▸ **Problem to solve**
The answer must restate every entry below word for word.

##############################

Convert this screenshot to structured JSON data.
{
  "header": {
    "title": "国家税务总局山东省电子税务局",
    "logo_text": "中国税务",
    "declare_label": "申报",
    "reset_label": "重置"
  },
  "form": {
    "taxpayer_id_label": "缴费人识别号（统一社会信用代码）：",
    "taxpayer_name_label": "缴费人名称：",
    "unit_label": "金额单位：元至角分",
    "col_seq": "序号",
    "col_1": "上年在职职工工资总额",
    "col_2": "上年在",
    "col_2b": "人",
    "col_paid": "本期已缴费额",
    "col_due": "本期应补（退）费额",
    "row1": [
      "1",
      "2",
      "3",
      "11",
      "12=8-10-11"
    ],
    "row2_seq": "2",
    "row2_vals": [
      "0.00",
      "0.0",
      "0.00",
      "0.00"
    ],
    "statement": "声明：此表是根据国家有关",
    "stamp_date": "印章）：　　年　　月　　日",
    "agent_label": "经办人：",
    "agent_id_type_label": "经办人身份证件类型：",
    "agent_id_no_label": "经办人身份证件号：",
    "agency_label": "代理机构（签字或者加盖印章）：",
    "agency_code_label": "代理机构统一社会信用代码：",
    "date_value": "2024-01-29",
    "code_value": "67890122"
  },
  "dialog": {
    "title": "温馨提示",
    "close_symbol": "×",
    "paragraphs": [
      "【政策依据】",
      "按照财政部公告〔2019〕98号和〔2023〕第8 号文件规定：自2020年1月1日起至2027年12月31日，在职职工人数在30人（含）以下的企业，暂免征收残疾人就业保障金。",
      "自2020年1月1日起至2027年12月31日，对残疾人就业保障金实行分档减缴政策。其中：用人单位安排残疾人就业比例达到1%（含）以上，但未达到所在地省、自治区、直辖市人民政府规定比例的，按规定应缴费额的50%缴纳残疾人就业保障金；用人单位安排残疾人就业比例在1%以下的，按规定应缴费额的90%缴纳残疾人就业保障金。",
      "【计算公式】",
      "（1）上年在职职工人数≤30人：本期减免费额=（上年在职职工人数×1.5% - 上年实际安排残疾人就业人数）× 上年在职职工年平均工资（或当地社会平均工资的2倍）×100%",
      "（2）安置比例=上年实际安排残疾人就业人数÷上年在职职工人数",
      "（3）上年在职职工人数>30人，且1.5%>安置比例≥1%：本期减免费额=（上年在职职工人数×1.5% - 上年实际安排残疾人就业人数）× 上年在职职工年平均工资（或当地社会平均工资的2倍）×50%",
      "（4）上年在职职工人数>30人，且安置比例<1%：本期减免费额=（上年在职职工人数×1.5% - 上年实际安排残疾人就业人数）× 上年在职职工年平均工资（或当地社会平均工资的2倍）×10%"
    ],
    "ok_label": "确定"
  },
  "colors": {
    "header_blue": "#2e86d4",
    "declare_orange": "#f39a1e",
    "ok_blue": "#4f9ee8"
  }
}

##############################

▸ **Solution to the problem**
Convert this screenshot to structured JSON data.
{
  "header": {
    "title": "国家税务总局山东省电子税务局",
    "logo_text": "中国税务",
    "declare_label": "申报",
    "reset_label": "重置"
  },
  "form": {
    "taxpayer_id_label": "缴费人识别号（统一社会信用代码）：",
    "taxpayer_name_label": "缴费人名称：",
    "unit_label": "金额单位：元至角分",
    "col_seq": "序号",
    "col_1": "上年在职职工工资总额",
    "col_2": "上年在",
    "col_2b": "人",
    "col_paid": "本期已缴费额",
    "col_due": "本期应补（退）费额",
    "row1": [
      "1",
      "2",
      "3",
      "11",
      "12=8-10-11"
    ],
    "row2_seq": "2",
    "row2_vals": [
      "0.00",
      "0.0",
      "0.00",
      "0.00"
    ],
    "statement": "声明：此表是根据国家有关",
    "stamp_date": "印章）：　　年　　月　　日",
    "agent_label": "经办人：",
    "agent_id_type_label": "经办人身份证件类型：",
    "agent_id_no_label": "经办人身份证件号：",
    "agency_label": "代理机构（签字或者加盖印章）：",
    "agency_code_label": "代理机构统一社会信用代码：",
    "date_value": "2024-01-29",
    "code_value": "67890122"
  },
  "dialog": {
    "title": "温馨提示",
    "close_symbol": "×",
    "paragraphs": [
      "【政策依据】",
      "按照财政部公告〔2019〕98号和〔2023〕第8 号文件规定：自2020年1月1日起至2027年12月31日，在职职工人数在30人（含）以下的企业，暂免征收残疾人就业保障金。",
      "自2020年1月1日起至2027年12月31日，对残疾人就业保障金实行分档减缴政策。其中：用人单位安排残疾人就业比例达到1%（含）以上，但未达到所在地省、自治区、直辖市人民政府规定比例的，按规定应缴费额的50%缴纳残疾人就业保障金；用人单位安排残疾人就业比例在1%以下的，按规定应缴费额的90%缴纳残疾人就业保障金。",
      "【计算公式】",
      "（1）上年在职职工人数≤30人：本期减免费额=（上年在职职工人数×1.5% - 上年实际安排残疾人就业人数）× 上年在职职工年平均工资（或当地社会平均工资的2倍）×100%",
      "（2）安置比例=上年实际安排残疾人就业人数÷上年在职职工人数",
      "（3）上年在职职工人数>30人，且1.5%>安置比例≥1%：本期减免费额=（上年在职职工人数×1.5% - 上年实际安排残疾人就业人数）× 上年在职职工年平均工资（或当地社会平均工资的2倍）×50%",
      "（4）上年在职职工人数>30人，且安置比例<1%：本期减免费额=（上年在职职工人数×1.5% - 上年实际安排残疾人就业人数）× 上年在职职工年平均工资（或当地社会平均工资的2倍）×10%"
    ],
    "ok_label": "确定"
  },
  "colors": {
    "header_blue": "#2e86d4",
    "declare_orange": "#f39a1e",
    "ok_blue": "#4f9ee8"
  }
}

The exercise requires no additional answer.